Dixon’s triumph made him a celebrity, with newspapers calling him “Air-Boy,” “Bird-Boy,” and “The Boy Balloonist.” Moving on from balloon flight, the inventor-pilot flew airplanes and attained celebrity for the “Dixon Corkscrew,” a stunt in which he plunged straight down from 8,000 feet before leveling off and landing.

In 1911, the nineteen-year-old became the first person to cross the Rocky Mountains in an airplane. Two days later, he crashed and died during an exhibition flight in Spokane, Washington.

One youngster swapped for another

ON THIS DATE in 1609, fourteen-year-old Henry Spelman of Jamestown, Virginia, was sent by Captain John Smith to live with the Powhatan tribe. Spelman is remembered for writing a narrative titled Relation of Virginia that documented early English life in America

Spelman wasn’t the first English teenager sent to live with the Powhatans. One year earlier, thirteen-year-old Thomas Savage had been traded for a youngster named Namontack. Both sides wanted their young men to learn the language and customs of the others in order for them to serve as future interpreters. And possibly spies.

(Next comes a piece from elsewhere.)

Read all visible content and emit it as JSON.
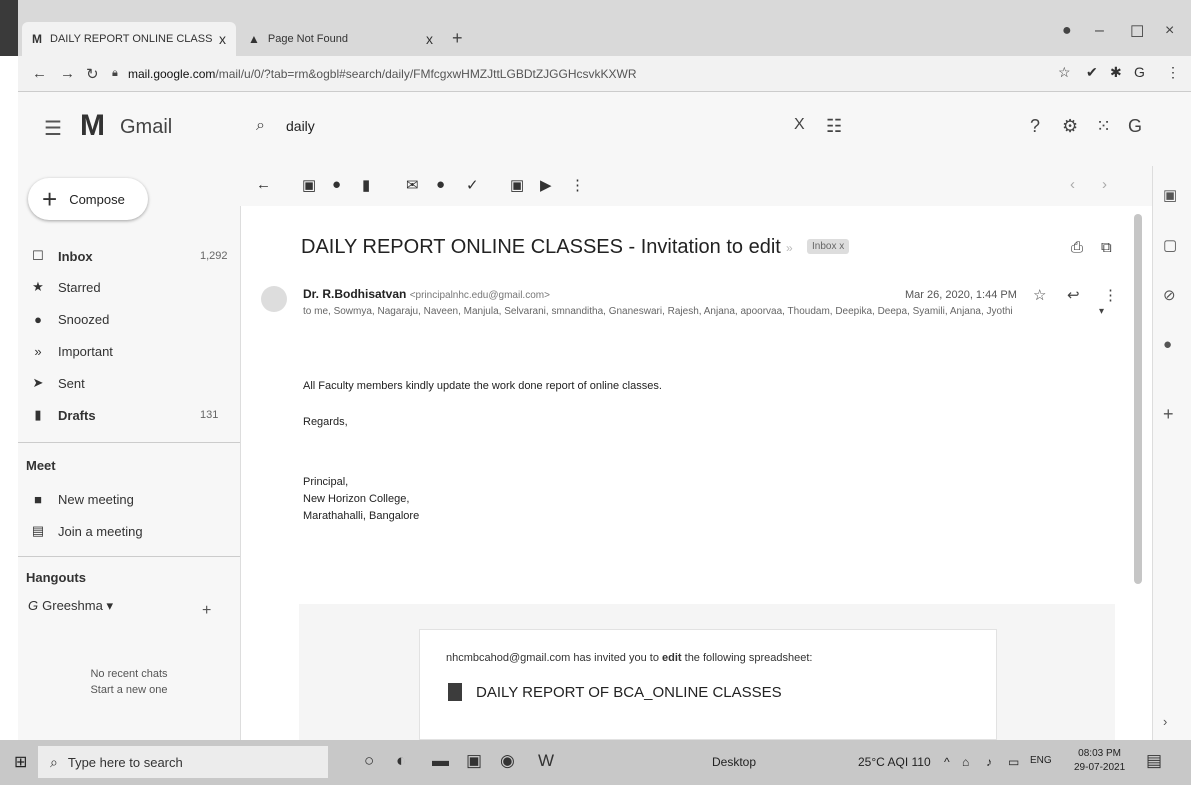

Living with the Native American tribe proved a lucky break for Savage and Spelman. The winter of 1609 and 1610 brought “the starving time” in Jamestown, with nearly 90 percent of the colony perishing due to disease and lack of food. One desperate colonist killed and ate his wife. The Powhatans suffered no such famine, and the young Englishmen survived.

Relation of Virginia was written in 1613. Despite his name, Spelman couldn’t spell worth beans: it begins with “BEinge in displeasuer of my frendes …” Nonetheless, Relation of Virginia is an essential eyewitness account of early English life in America.